* _INSTRUCTIONS FOR THE TASK_: Each record is to be printed again precisely as it reads.
[[ MATERIAL FOR THIS TASK, beginning ]]
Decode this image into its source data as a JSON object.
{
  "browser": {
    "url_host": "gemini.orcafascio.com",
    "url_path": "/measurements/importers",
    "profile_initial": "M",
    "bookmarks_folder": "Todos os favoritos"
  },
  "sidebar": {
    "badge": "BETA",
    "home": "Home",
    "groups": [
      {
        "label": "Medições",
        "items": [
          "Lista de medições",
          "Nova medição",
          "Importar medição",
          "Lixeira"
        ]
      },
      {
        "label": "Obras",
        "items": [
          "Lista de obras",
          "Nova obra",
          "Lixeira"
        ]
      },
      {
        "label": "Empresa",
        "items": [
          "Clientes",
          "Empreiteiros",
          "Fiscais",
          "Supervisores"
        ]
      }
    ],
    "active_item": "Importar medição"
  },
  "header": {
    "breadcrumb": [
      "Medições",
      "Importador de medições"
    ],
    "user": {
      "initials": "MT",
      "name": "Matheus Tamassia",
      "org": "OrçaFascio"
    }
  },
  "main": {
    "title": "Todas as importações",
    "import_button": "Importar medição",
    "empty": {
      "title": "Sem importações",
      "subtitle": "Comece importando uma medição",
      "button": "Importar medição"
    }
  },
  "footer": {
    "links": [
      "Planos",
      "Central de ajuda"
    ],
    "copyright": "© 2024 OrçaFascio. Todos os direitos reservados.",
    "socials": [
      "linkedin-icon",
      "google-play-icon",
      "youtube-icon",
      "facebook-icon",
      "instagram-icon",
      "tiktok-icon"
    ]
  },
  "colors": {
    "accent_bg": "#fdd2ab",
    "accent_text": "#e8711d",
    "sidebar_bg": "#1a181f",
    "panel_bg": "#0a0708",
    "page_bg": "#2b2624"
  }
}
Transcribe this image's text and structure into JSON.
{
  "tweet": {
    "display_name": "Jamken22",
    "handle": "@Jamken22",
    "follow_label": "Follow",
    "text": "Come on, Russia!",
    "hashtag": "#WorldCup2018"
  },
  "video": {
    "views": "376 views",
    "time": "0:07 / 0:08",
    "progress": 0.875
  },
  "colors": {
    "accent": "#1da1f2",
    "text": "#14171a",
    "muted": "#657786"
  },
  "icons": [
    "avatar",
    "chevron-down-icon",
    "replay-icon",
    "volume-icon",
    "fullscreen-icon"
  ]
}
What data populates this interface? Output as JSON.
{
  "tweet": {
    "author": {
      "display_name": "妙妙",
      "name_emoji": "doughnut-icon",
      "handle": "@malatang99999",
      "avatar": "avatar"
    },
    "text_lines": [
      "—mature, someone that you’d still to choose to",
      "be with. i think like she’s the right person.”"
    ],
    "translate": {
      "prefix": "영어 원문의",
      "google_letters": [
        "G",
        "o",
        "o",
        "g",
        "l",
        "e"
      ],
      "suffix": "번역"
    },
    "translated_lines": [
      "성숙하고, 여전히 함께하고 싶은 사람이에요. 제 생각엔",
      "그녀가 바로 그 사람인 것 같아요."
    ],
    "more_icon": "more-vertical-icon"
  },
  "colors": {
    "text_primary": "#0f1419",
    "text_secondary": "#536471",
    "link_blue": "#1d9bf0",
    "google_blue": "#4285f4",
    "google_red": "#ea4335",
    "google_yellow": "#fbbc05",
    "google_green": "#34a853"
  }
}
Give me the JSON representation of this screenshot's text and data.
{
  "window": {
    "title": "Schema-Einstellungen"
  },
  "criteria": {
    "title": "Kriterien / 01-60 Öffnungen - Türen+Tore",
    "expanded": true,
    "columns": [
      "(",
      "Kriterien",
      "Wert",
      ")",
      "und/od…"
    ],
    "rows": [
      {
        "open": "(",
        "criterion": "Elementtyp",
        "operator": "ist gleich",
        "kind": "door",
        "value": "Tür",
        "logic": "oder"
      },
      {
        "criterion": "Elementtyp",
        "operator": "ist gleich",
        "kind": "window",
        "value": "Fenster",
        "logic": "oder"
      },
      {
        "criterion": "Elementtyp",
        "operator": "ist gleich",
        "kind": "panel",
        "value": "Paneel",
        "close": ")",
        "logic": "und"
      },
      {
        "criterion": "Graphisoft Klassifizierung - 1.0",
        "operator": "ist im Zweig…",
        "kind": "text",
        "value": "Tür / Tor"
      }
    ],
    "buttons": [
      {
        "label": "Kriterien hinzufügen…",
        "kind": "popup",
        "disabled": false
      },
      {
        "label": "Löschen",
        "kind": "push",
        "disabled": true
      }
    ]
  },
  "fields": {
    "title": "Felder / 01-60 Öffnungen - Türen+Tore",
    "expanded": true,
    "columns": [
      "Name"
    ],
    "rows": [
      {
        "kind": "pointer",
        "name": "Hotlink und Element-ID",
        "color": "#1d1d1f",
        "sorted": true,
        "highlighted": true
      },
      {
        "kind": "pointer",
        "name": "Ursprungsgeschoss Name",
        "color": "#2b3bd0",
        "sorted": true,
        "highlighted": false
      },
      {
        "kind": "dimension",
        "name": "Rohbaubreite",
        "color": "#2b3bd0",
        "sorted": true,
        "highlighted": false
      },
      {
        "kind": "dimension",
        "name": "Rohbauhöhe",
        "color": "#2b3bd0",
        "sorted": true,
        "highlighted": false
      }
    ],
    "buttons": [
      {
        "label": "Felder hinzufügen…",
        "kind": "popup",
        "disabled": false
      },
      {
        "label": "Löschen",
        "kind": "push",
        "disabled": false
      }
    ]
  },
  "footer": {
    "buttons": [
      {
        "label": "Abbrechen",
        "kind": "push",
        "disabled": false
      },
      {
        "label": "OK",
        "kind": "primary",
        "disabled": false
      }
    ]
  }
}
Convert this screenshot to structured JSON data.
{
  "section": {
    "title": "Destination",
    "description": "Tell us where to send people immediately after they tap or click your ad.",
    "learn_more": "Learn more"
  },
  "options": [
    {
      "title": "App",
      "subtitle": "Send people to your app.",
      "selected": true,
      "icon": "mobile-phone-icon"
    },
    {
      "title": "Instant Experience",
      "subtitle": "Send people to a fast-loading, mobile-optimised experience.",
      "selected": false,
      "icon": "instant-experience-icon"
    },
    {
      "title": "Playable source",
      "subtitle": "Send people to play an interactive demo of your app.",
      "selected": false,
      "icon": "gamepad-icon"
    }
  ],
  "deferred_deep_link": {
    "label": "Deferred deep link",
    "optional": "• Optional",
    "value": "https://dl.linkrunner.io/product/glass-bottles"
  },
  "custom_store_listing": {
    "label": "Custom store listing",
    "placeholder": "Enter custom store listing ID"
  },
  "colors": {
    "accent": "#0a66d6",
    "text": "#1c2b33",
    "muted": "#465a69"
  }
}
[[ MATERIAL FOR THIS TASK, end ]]
* _EXERCISE OUTPUT_:
Decode this image into its source data as a JSON object.
{
  "browser": {
    "url_host": "gemini.orcafascio.com",
    "url_path": "/measurements/importers",
    "profile_initial": "M",
    "bookmarks_folder": "Todos os favoritos"
  },
  "sidebar": {
    "badge": "BETA",
    "home": "Home",
    "groups": [
      {
        "label": "Medições",
        "items": [
          "Lista de medições",
          "Nova medição",
          "Importar medição",
          "Lixeira"
        ]
      },
      {
        "label": "Obras",
        "items": [
          "Lista de obras",
          "Nova obra",
          "Lixeira"
        ]
      },
      {
        "label": "Empresa",
        "items": [
          "Clientes",
          "Empreiteiros",
          "Fiscais",
          "Supervisores"
        ]
      }
    ],
    "active_item": "Importar medição"
  },
  "header": {
    "breadcrumb": [
      "Medições",
      "Importador de medições"
    ],
    "user": {
      "initials": "MT",
      "name": "Matheus Tamassia",
      "org": "OrçaFascio"
    }
  },
  "main": {
    "title": "Todas as importações",
    "import_button": "Importar medição",
    "empty": {
      "title": "Sem importações",
      "subtitle": "Comece importando uma medição",
      "button": "Importar medição"
    }
  },
  "footer": {
    "links": [
      "Planos",
      "Central de ajuda"
    ],
    "copyright": "© 2024 OrçaFascio. Todos os direitos reservados.",
    "socials": [
      "linkedin-icon",
      "google-play-icon",
      "youtube-icon",
      "facebook-icon",
      "instagram-icon",
      "tiktok-icon"
    ]
  },
  "colors": {
    "accent_bg": "#fdd2ab",
    "accent_text": "#e8711d",
    "sidebar_bg": "#1a181f",
    "panel_bg": "#0a0708",
    "page_bg": "#2b2624"
  }
}
Transcribe this image's text and structure into JSON.
{
  "tweet": {
    "display_name": "Jamken22",
    "handle": "@Jamken22",
    "follow_label": "Follow",
    "text": "Come on, Russia!",
    "hashtag": "#WorldCup2018"
  },
  "video": {
    "views": "376 views",
    "time": "0:07 / 0:08",
    "progress": 0.875
  },
  "colors": {
    "accent": "#1da1f2",
    "text": "#14171a",
    "muted": "#657786"
  },
  "icons": [
    "avatar",
    "chevron-down-icon",
    "replay-icon",
    "volume-icon",
    "fullscreen-icon"
  ]
}
What data populates this interface? Output as JSON.
{
  "tweet": {
    "author": {
      "display_name": "妙妙",
      "name_emoji": "doughnut-icon",
      "handle": "@malatang99999",
      "avatar": "avatar"
    },
    "text_lines": [
      "—mature, someone that you’d still to choose to",
      "be with. i think like she’s the right person.”"
    ],
    "translate": {
      "prefix": "영어 원문의",
      "google_letters": [
        "G",
        "o",
        "o",
        "g",
        "l",
        "e"
      ],
      "suffix": "번역"
    },
    "translated_lines": [
      "성숙하고, 여전히 함께하고 싶은 사람이에요. 제 생각엔",
      "그녀가 바로 그 사람인 것 같아요."
    ],
    "more_icon": "more-vertical-icon"
  },
  "colors": {
    "text_primary": "#0f1419",
    "text_secondary": "#536471",
    "link_blue": "#1d9bf0",
    "google_blue": "#4285f4",
    "google_red": "#ea4335",
    "google_yellow": "#fbbc05",
    "google_green": "#34a853"
  }
}
Give me the JSON representation of this screenshot's text and data.
{
  "window": {
    "title": "Schema-Einstellungen"
  },
  "criteria": {
    "title": "Kriterien / 01-60 Öffnungen - Türen+Tore",
    "expanded": true,
    "columns": [
      "(",
      "Kriterien",
      "Wert",
      ")",
      "und/od…"
    ],
    "rows": [
      {
        "open": "(",
        "criterion": "Elementtyp",
        "operator": "ist gleich",
        "kind": "door",
        "value": "Tür",
        "logic": "oder"
      },
      {
        "criterion": "Elementtyp",
        "operator": "ist gleich",
        "kind": "window",
        "value": "Fenster",
        "logic": "oder"
      },
      {
        "criterion": "Elementtyp",
        "operator": "ist gleich",
        "kind": "panel",
        "value": "Paneel",
        "close": ")",
        "logic": "und"
      },
      {
        "criterion": "Graphisoft Klassifizierung - 1.0",
        "operator": "ist im Zweig…",
        "kind": "text",
        "value": "Tür / Tor"
      }
    ],
    "buttons": [
      {
        "label": "Kriterien hinzufügen…",
        "kind": "popup",
        "disabled": false
      },
      {
        "label": "Löschen",
        "kind": "push",
        "disabled": true
      }
    ]
  },
  "fields": {
    "title": "Felder / 01-60 Öffnungen - Türen+Tore",
    "expanded": true,
    "columns": [
      "Name"
    ],
    "rows": [
      {
        "kind": "pointer",
        "name": "Hotlink und Element-ID",
        "color": "#1d1d1f",
        "sorted": true,
        "highlighted": true
      },
      {
        "kind": "pointer",
        "name": "Ursprungsgeschoss Name",
        "color": "#2b3bd0",
        "sorted": true,
        "highlighted": false
      },
      {
        "kind": "dimension",
        "name": "Rohbaubreite",
        "color": "#2b3bd0",
        "sorted": true,
        "highlighted": false
      },
      {
        "kind": "dimension",
        "name": "Rohbauhöhe",
        "color": "#2b3bd0",
        "sorted": true,
        "highlighted": false
      }
    ],
    "buttons": [
      {
        "label": "Felder hinzufügen…",
        "kind": "popup",
        "disabled": false
      },
      {
        "label": "Löschen",
        "kind": "push",
        "disabled": false
      }
    ]
  },
  "footer": {
    "buttons": [
      {
        "label": "Abbrechen",
        "kind": "push",
        "disabled": false
      },
      {
        "label": "OK",
        "kind": "primary",
        "disabled": false
      }
    ]
  }
}
Convert this screenshot to structured JSON data.
{
  "section": {
    "title": "Destination",
    "description": "Tell us where to send people immediately after they tap or click your ad.",
    "learn_more": "Learn more"
  },
  "options": [
    {
      "title": "App",
      "subtitle": "Send people to your app.",
      "selected": true,
      "icon": "mobile-phone-icon"
    },
    {
      "title": "Instant Experience",
      "subtitle": "Send people to a fast-loading, mobile-optimised experience.",
      "selected": false,
      "icon": "instant-experience-icon"
    },
    {
      "title": "Playable source",
      "subtitle": "Send people to play an interactive demo of your app.",
      "selected": false,
      "icon": "gamepad-icon"
    }
  ],
  "deferred_deep_link": {
    "label": "Deferred deep link",
    "optional": "• Optional",
    "value": "https://dl.linkrunner.io/product/glass-bottles"
  },
  "custom_store_listing": {
    "label": "Custom store listing",
    "placeholder": "Enter custom store listing ID"
  },
  "colors": {
    "accent": "#0a66d6",
    "text": "#1c2b33",
    "muted": "#465a69"
  }
}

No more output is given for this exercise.